In my years as a member of the Oregon State Bar, I’ve paid a lot of money for the privilege of practicing law in this state — mandatory PLF fees, bar dues, MCLE courses — and I’ve never complained, until now.
I’m writing because I was late in fulfilling an MCLE requirement. It was my fault; I thought I had satisfied my child abuse reporting requirement, and I hadn’t. When the error was pointed out to me, I paid my money, listened to the tape and fulfilled my requirement, but I was past the reporting deadline.
Imagine my surprise, though, when two weeks ago I got a certified letter from the bar stating that my oversight would cost me $200. Look, I made an error, and I’ll take responsibility. But whatever punishment I get should have some reasonable relationship to the error I committed. This doesn’t. It’s ridiculous. Of course, I paid; if I don’t, I’ll be suspended. So the OSB has $200 more that will go to pay for God knows what. And I’m out $200 that I would rather give to the Campaign for Equal Justice. Well, not this year, at least.

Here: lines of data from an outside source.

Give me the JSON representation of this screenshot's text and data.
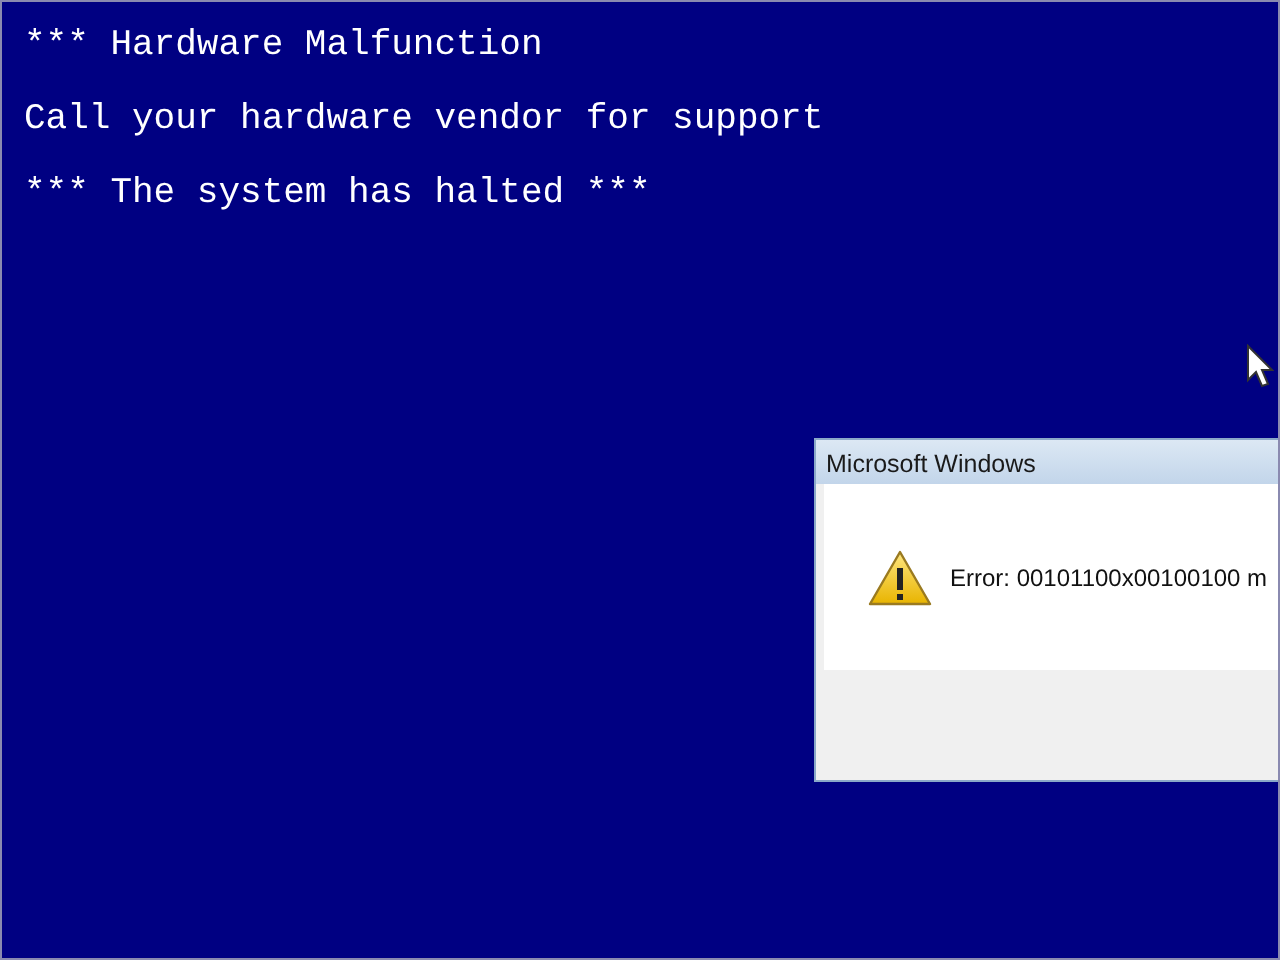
{
  "console_lines": [
    "*** Hardware Malfunction",
    "Call your hardware vendor for support",
    "*** The system has halted ***"
  ],
  "dialog": {
    "title": "Microsoft Windows",
    "message": "Error: 00101100x00100100 m"
  }
}
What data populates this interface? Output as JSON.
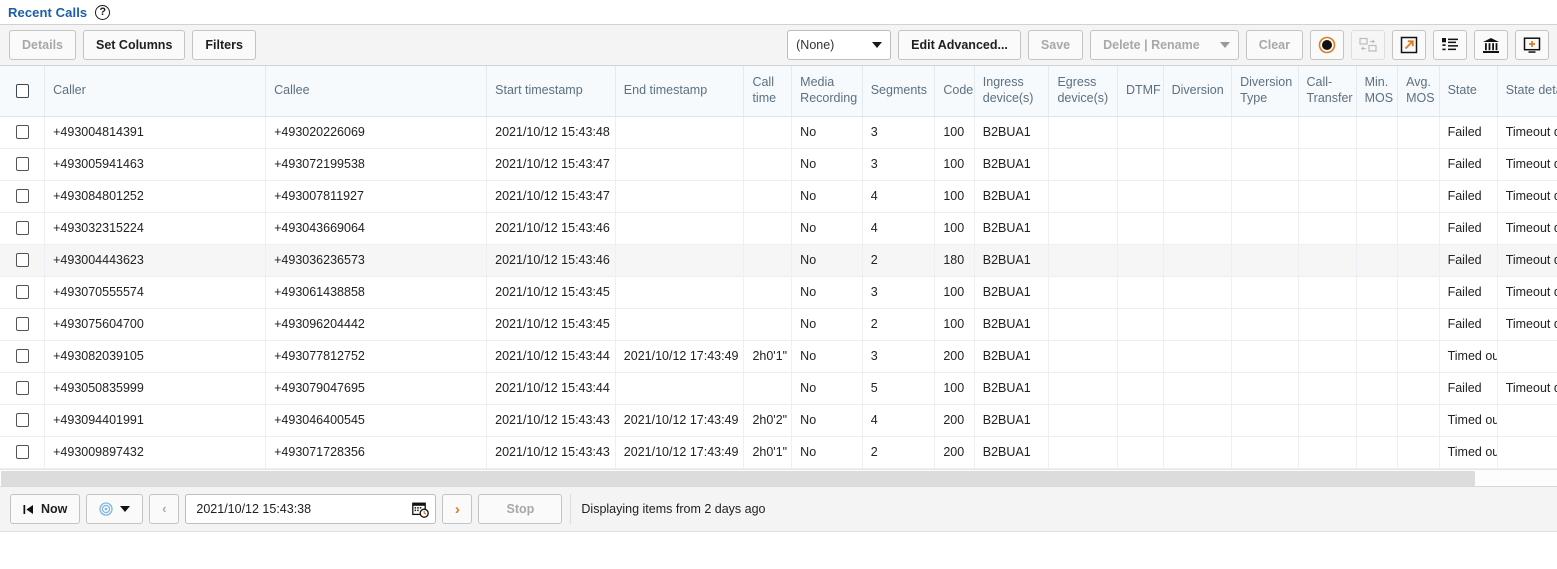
{
  "header": {
    "title": "Recent Calls",
    "help_icon": "question-mark-circle-icon"
  },
  "toolbar": {
    "details_label": "Details",
    "set_columns_label": "Set Columns",
    "filters_label": "Filters",
    "filter_select_value": "(None)",
    "edit_advanced_label": "Edit Advanced...",
    "save_label": "Save",
    "delete_rename_label": "Delete | Rename",
    "clear_label": "Clear",
    "icons": [
      {
        "name": "record-circle-icon",
        "enabled": true
      },
      {
        "name": "copy-folders-icon",
        "enabled": false
      },
      {
        "name": "open-external-icon",
        "enabled": true
      },
      {
        "name": "list-details-icon",
        "enabled": true
      },
      {
        "name": "bank-archive-icon",
        "enabled": true
      },
      {
        "name": "add-to-screen-icon",
        "enabled": true
      }
    ]
  },
  "table": {
    "columns": [
      "",
      "Caller",
      "Callee",
      "Start timestamp",
      "End timestamp",
      "Call time",
      "Media Recording",
      "Segments",
      "Code",
      "Ingress device(s)",
      "Egress device(s)",
      "DTMF",
      "Diversion",
      "Diversion Type",
      "Call-Transfer",
      "Min. MOS",
      "Avg. MOS",
      "State",
      "State details"
    ],
    "rows": [
      {
        "caller": "+493004814391",
        "callee": "+493020226069",
        "start": "2021/10/12 15:43:48",
        "end": "",
        "calltime": "",
        "media": "No",
        "segments": "3",
        "code": "100",
        "ingress": "B2BUA1",
        "egress": "",
        "dtmf": "",
        "diversion": "",
        "diversion_type": "",
        "call_transfer": "",
        "min_mos": "",
        "avg_mos": "",
        "state": "Failed",
        "state_details": "Timeout durin"
      },
      {
        "caller": "+493005941463",
        "callee": "+493072199538",
        "start": "2021/10/12 15:43:47",
        "end": "",
        "calltime": "",
        "media": "No",
        "segments": "3",
        "code": "100",
        "ingress": "B2BUA1",
        "egress": "",
        "dtmf": "",
        "diversion": "",
        "diversion_type": "",
        "call_transfer": "",
        "min_mos": "",
        "avg_mos": "",
        "state": "Failed",
        "state_details": "Timeout durin"
      },
      {
        "caller": "+493084801252",
        "callee": "+493007811927",
        "start": "2021/10/12 15:43:47",
        "end": "",
        "calltime": "",
        "media": "No",
        "segments": "4",
        "code": "100",
        "ingress": "B2BUA1",
        "egress": "",
        "dtmf": "",
        "diversion": "",
        "diversion_type": "",
        "call_transfer": "",
        "min_mos": "",
        "avg_mos": "",
        "state": "Failed",
        "state_details": "Timeout durin"
      },
      {
        "caller": "+493032315224",
        "callee": "+493043669064",
        "start": "2021/10/12 15:43:46",
        "end": "",
        "calltime": "",
        "media": "No",
        "segments": "4",
        "code": "100",
        "ingress": "B2BUA1",
        "egress": "",
        "dtmf": "",
        "diversion": "",
        "diversion_type": "",
        "call_transfer": "",
        "min_mos": "",
        "avg_mos": "",
        "state": "Failed",
        "state_details": "Timeout durin"
      },
      {
        "caller": "+493004443623",
        "callee": "+493036236573",
        "start": "2021/10/12 15:43:46",
        "end": "",
        "calltime": "",
        "media": "No",
        "segments": "2",
        "code": "180",
        "ingress": "B2BUA1",
        "egress": "",
        "dtmf": "",
        "diversion": "",
        "diversion_type": "",
        "call_transfer": "",
        "min_mos": "",
        "avg_mos": "",
        "state": "Failed",
        "state_details": "Timeout durin",
        "highlighted": true
      },
      {
        "caller": "+493070555574",
        "callee": "+493061438858",
        "start": "2021/10/12 15:43:45",
        "end": "",
        "calltime": "",
        "media": "No",
        "segments": "3",
        "code": "100",
        "ingress": "B2BUA1",
        "egress": "",
        "dtmf": "",
        "diversion": "",
        "diversion_type": "",
        "call_transfer": "",
        "min_mos": "",
        "avg_mos": "",
        "state": "Failed",
        "state_details": "Timeout durin"
      },
      {
        "caller": "+493075604700",
        "callee": "+493096204442",
        "start": "2021/10/12 15:43:45",
        "end": "",
        "calltime": "",
        "media": "No",
        "segments": "2",
        "code": "100",
        "ingress": "B2BUA1",
        "egress": "",
        "dtmf": "",
        "diversion": "",
        "diversion_type": "",
        "call_transfer": "",
        "min_mos": "",
        "avg_mos": "",
        "state": "Failed",
        "state_details": "Timeout durin"
      },
      {
        "caller": "+493082039105",
        "callee": "+493077812752",
        "start": "2021/10/12 15:43:44",
        "end": "2021/10/12 17:43:49",
        "calltime": "2h0'1\"",
        "media": "No",
        "segments": "3",
        "code": "200",
        "ingress": "B2BUA1",
        "egress": "",
        "dtmf": "",
        "diversion": "",
        "diversion_type": "",
        "call_transfer": "",
        "min_mos": "",
        "avg_mos": "",
        "state": "Timed out",
        "state_details": ""
      },
      {
        "caller": "+493050835999",
        "callee": "+493079047695",
        "start": "2021/10/12 15:43:44",
        "end": "",
        "calltime": "",
        "media": "No",
        "segments": "5",
        "code": "100",
        "ingress": "B2BUA1",
        "egress": "",
        "dtmf": "",
        "diversion": "",
        "diversion_type": "",
        "call_transfer": "",
        "min_mos": "",
        "avg_mos": "",
        "state": "Failed",
        "state_details": "Timeout durin"
      },
      {
        "caller": "+493094401991",
        "callee": "+493046400545",
        "start": "2021/10/12 15:43:43",
        "end": "2021/10/12 17:43:49",
        "calltime": "2h0'2\"",
        "media": "No",
        "segments": "4",
        "code": "200",
        "ingress": "B2BUA1",
        "egress": "",
        "dtmf": "",
        "diversion": "",
        "diversion_type": "",
        "call_transfer": "",
        "min_mos": "",
        "avg_mos": "",
        "state": "Timed out",
        "state_details": ""
      },
      {
        "caller": "+493009897432",
        "callee": "+493071728356",
        "start": "2021/10/12 15:43:43",
        "end": "2021/10/12 17:43:49",
        "calltime": "2h0'1\"",
        "media": "No",
        "segments": "2",
        "code": "200",
        "ingress": "B2BUA1",
        "egress": "",
        "dtmf": "",
        "diversion": "",
        "diversion_type": "",
        "call_transfer": "",
        "min_mos": "",
        "avg_mos": "",
        "state": "Timed out",
        "state_details": ""
      }
    ]
  },
  "bottombar": {
    "now_label": "Now",
    "target_icon": "target-circle-icon",
    "prev_label": "‹",
    "next_label": "›",
    "date_value": "2021/10/12 15:43:38",
    "calendar_icon": "calendar-clock-icon",
    "stop_label": "Stop",
    "status_text": "Displaying items from 2 days ago"
  },
  "colors": {
    "title_blue": "#1a5fa8",
    "state_red": "#b22222",
    "header_text": "#5c7080",
    "header_bg": "#f7fafc",
    "toolbar_bg": "#f4f4f4",
    "row_highlight": "#f6f6f6"
  }
}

I’m sorry to take up space in this publication, but times are tough. Budgets are being slashed in unprecedented ways. Anyone who works in an area that relies on public funding is aware of how dire the crisis is. I have colleagues who probably will have to relocate due to the loss of funding for indigent defense, compounded with the thousands of dollars in PLF dues, bar fees and MCLE costs that are required to practice in this state.
Times are tough for a lot of people, but I’m not aware of any belt-tightening at the OSB. Maybe I’m wrong — perhaps there have been pay freezes, layoffs, cutbacks, etc, just like in the state and federal government, just like in most areas of the private sector, but if so it isn’t reflected in my mandatory fees.
In a time when many attorneys are suffering due to the state of the economy, the bar is still taking in as much money as ever — hey, they even squeezed $200 extra out of me this month — a ridiculous amount of money for the oversight I committed. But if I don’t pay I can’t practice law. Some would call that extortion. But hey, it’s nice work if you can get it.
Attorney discipline cases make painful reading, in part because each case embarks at some point upon a speculation as to how the lawyer’s violation might have caused harm. '[A]n injury need not be actual, but only potential, in order to support the imposition of a sanction,' said the supreme court in In re Davenport, 334 Or 298, 319 (2002), quoting itself from 10 years before.
Once the speculation begins, the reader knows how it will end. Every violation, like every honest and lawful action, can be imagined in some situation to produce an injury. The Oregon Supreme Court applies a vacuous standard to lawyers who can only lose.
Two recent court opinions in other areas of law have disavowed vacuous standards. In Shoup v. Wal-Mart Stores, Inc., 335 Or 164, 173 (2003), the court reconsidered the we-can’t-tell rule established in Whinston v. Kaiser Foundation Hospital, 309 Or 350 (1990). It said,
'Under defendant’s standard, if there were any possibility that the error at issue affected the outcome of the case, then the court must order a new trial. Because it is almost always possible that an error at trial affected the outcome, defendant’s proposed standard would lead to retrial of most, if not all, cases in which there was trial court error in submitting claims to the jury, among other possible trial errors.' (emphasis in the original)
Two days earlier the Court of Appeals had issued an opinion clarifying the standard for post-conviction relief. Pre-existing case law had said that failures of trial counsel can never reach constitutional magnitude unless they have at least a ‘tendency’ to affect the result. The trial judge noted that '[n]early everything that any trial counsel does or fails to do could have a ‘tendency’ to affect the verdict.' Agreeing with that observation, the Court of Appeals concluded that only tendencies of some consequence mattered. Harris v. Morrow, 186 OrApp 29, 35-38 (2003).
I call upon the disciplinary arm of the bar to disavow the vacuous standard of potential harm. You can’t stop the supreme court from using the standard, but you don’t have to urge it to do wrong.
Craig P. Colby
Note: The author has been involved with this issue since 1999, and represented Staudinger and Rogers before the Oregon Supreme Court. The issue is pending in her cases in several counties currently.